Nuclear Arms Control is Going Down a Trumpian Hole

Viewpoint by Jonathan Power*

Photo: President Donald Trump and French President Emmanuel Macron in their bilateral discussion on September 24, 2018, at the Lotte New York Palace in New York. Credit: Wikimedia Commons.

LUND, Sweden (IDN-INPS) – Reacting to the radio interview by the French president, Emmanuel Macron, to mark Armistice Day, in which he was reported as saying, “We have to protect ourselves with respect to China, Russia and even the United States of America… We need a true European army”, President Donald Trump blew a fuse. He tweeted: “President Macron of France has just suggested that Europe build its own military in order to protect itself from the U.S., China and Russia. Very insulting.”

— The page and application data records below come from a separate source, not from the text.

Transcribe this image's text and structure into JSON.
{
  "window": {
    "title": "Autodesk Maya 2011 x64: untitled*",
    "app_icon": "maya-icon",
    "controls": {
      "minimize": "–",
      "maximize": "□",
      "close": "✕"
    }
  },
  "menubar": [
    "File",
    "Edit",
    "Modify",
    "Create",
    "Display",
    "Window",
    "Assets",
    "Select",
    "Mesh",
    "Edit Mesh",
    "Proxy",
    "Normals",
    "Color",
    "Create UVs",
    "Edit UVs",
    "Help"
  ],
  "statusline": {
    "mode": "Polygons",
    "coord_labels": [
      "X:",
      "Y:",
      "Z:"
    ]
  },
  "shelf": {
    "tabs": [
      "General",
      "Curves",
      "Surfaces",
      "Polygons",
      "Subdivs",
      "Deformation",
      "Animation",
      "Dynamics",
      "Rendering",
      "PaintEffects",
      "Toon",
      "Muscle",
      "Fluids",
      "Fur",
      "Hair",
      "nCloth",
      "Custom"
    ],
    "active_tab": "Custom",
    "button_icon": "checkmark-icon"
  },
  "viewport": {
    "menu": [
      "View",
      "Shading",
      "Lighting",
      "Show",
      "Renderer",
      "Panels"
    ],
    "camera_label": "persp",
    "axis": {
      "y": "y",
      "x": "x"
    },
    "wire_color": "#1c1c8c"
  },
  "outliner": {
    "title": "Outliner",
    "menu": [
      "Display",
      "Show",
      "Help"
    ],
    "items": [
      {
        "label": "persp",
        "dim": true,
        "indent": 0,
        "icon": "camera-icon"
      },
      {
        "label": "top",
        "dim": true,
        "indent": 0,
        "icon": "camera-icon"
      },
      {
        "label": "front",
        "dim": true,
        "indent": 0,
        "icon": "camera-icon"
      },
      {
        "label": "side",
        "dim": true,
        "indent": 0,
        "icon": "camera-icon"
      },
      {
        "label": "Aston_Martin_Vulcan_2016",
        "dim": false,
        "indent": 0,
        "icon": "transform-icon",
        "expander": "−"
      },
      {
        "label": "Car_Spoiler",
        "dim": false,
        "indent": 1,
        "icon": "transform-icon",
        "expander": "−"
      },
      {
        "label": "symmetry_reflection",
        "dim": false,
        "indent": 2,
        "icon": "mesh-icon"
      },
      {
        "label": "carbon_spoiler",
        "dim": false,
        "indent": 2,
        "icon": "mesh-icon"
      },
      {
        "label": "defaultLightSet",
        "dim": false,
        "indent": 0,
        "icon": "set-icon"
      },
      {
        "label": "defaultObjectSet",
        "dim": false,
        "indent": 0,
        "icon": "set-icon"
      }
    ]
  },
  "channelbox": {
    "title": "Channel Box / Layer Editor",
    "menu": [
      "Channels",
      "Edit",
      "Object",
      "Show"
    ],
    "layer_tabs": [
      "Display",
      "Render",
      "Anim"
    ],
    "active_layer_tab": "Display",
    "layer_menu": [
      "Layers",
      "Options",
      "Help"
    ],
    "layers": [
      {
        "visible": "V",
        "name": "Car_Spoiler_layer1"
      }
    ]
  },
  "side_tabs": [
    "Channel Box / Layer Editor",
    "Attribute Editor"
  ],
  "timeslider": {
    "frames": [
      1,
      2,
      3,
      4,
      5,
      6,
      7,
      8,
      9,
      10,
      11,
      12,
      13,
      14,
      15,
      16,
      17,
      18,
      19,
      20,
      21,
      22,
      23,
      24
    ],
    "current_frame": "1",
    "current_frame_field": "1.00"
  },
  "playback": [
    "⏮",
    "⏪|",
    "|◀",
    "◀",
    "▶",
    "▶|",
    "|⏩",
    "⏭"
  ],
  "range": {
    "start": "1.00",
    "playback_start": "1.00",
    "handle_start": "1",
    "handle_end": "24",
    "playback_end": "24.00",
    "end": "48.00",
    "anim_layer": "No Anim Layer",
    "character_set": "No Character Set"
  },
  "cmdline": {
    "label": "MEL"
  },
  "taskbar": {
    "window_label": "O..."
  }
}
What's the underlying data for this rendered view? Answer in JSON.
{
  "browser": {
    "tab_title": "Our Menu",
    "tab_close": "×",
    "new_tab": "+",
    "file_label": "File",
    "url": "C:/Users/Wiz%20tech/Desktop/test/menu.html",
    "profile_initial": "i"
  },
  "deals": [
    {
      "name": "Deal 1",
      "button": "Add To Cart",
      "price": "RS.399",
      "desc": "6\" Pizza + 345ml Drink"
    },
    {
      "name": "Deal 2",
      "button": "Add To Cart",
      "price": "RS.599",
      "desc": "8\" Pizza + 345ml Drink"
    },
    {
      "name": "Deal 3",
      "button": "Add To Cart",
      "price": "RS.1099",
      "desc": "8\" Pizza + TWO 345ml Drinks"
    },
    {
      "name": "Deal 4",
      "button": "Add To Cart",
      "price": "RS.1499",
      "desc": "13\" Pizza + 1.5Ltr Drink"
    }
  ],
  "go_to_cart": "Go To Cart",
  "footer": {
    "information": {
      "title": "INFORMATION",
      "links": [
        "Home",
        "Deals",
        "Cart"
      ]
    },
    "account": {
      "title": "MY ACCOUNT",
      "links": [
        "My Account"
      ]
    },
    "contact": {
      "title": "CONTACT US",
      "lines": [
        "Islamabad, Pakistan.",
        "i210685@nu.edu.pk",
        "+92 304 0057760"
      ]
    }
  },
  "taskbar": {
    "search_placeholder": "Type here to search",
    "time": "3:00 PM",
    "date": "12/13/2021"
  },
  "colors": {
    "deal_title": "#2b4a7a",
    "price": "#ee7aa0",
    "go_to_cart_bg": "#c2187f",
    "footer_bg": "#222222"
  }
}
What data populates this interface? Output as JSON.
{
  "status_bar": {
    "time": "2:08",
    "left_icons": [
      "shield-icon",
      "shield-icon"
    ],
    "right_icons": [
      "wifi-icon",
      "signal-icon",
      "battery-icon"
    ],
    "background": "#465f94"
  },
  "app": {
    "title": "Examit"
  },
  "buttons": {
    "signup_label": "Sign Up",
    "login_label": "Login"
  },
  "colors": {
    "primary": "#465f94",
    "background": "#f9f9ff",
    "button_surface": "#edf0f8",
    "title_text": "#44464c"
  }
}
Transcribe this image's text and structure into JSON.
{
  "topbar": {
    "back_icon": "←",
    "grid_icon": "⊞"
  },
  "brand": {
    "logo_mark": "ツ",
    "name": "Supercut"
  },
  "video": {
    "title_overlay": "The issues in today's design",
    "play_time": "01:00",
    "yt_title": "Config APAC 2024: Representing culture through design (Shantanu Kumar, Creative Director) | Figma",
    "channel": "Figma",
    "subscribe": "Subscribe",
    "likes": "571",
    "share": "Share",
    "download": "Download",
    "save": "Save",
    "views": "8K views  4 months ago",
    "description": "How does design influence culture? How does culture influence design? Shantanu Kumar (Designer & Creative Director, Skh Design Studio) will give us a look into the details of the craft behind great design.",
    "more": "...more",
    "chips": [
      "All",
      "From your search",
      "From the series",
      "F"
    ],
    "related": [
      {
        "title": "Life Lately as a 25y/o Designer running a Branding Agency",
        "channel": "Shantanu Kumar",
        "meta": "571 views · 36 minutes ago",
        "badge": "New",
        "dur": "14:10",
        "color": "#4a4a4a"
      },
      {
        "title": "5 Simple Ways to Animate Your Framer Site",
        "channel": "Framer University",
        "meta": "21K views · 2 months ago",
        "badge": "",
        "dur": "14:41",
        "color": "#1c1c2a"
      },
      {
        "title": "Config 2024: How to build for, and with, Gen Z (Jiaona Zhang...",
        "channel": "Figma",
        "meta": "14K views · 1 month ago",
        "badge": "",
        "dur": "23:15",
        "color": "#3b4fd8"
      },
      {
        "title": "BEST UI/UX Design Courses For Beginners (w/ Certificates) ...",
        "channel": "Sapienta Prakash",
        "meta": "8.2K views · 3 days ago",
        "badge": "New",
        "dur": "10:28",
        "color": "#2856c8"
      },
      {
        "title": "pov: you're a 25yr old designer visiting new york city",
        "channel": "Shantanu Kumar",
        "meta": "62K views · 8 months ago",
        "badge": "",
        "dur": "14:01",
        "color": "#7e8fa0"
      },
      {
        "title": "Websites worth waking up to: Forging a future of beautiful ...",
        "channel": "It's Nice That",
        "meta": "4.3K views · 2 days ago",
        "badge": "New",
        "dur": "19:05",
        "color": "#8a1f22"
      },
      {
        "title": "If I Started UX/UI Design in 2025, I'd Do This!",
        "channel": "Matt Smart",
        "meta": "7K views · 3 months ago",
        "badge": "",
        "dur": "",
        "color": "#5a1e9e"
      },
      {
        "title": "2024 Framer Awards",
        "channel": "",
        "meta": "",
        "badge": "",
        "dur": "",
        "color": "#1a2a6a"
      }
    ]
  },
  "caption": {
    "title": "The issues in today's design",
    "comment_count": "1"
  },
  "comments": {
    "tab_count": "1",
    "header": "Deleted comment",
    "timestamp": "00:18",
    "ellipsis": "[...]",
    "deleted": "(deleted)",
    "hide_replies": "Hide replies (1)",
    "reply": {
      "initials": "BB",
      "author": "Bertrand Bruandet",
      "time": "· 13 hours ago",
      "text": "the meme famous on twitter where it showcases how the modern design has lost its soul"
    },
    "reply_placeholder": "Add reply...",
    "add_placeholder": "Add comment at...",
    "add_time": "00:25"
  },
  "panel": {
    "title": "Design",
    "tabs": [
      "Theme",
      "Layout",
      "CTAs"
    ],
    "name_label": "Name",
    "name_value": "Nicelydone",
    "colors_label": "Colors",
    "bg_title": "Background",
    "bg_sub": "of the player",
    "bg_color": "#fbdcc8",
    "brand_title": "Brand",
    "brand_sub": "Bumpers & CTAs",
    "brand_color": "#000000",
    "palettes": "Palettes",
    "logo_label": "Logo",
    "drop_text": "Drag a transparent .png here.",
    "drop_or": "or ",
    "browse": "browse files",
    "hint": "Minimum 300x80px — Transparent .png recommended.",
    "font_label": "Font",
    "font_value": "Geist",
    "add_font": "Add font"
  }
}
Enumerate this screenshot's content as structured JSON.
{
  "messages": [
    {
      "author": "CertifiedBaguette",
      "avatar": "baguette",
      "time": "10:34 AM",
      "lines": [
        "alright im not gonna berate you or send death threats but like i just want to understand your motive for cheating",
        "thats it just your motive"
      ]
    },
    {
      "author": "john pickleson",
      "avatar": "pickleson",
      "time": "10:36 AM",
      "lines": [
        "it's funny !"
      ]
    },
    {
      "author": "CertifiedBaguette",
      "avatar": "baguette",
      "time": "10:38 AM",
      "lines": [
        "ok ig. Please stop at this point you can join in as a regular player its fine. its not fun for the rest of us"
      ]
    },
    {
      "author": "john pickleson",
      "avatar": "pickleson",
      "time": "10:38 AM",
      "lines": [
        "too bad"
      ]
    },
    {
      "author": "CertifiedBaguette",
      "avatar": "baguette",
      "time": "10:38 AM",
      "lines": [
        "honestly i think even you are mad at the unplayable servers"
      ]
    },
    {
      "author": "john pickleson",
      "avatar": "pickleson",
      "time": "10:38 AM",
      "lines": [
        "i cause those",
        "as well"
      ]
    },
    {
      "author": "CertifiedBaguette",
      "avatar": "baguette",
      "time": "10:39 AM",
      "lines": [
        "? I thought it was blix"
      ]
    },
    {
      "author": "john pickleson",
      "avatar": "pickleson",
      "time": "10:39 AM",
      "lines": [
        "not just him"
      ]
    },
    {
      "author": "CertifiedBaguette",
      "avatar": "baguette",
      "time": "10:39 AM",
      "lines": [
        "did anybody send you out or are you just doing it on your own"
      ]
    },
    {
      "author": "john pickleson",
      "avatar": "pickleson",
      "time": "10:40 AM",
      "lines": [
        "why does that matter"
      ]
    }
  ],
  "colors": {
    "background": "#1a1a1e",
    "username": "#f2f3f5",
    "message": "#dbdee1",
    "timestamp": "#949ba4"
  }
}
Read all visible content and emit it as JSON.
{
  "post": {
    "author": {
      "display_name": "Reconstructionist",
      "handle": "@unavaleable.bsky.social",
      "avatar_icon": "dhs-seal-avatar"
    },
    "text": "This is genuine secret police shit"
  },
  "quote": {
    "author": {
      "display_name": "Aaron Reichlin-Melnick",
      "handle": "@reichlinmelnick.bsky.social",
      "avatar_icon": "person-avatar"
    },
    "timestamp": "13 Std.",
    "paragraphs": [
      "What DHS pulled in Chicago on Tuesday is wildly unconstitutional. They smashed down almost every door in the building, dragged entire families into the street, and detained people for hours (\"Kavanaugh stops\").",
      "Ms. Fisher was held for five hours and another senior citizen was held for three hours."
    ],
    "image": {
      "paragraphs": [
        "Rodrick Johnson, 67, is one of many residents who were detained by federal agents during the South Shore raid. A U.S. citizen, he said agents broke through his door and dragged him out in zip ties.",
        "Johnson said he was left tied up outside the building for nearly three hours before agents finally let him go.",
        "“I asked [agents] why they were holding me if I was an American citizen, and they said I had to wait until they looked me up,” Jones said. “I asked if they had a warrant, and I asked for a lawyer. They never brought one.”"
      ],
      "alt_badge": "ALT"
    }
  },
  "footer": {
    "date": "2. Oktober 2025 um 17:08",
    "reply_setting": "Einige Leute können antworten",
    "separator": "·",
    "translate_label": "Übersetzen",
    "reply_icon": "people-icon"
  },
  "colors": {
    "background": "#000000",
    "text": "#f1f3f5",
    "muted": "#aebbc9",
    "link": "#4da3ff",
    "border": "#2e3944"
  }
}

Interfaith Statement Pushes for Abolition of Nuclear Weapons

By Santo D. Banerjee

Photo: Civil society at the UN General Assembly First Committee, October 2018

NEW YORK (IDN) – Faith Communities Concerned about Nuclear Weapons – a group of diverse faith-based organizations and individuals committed to a nuclear-weapon-free world – have called for urgent action for the abolition of nuclear weapons.

"As people of faith, we advocate for the right of all people to live in security and dignity; we seek to heed the commands of conscience and the call to justice; we are united in our determination to protect the vulnerable and to exercise the stewardship that will safeguard Earth for present and future generations," says the group in the public statement submitted in October to the UN General Assembly's First Committee in New York.

Combative Politics and Hostile Discourse Mark UN Disarmament Initiatives

By Jaya Ramachandran

Photo: Wide view of the General Assembly Hall. UN Photo/Manuel Elias

NEW YORK (IDN) – "If one had to pick a single word to describe this year's First Committee, contentious would be a reasonable contender. The increased volume – in all senses of the word – of accusations and denials has descended as close to name calling as diplomatic forums get," says Ray Acheson, the Director of Reaching Critical Will in an editorial in November 5 issue of The First Committee Monitor 2018. [P 13] ARABIC | GERMAN | JAPANESE TEXT VERSION PDF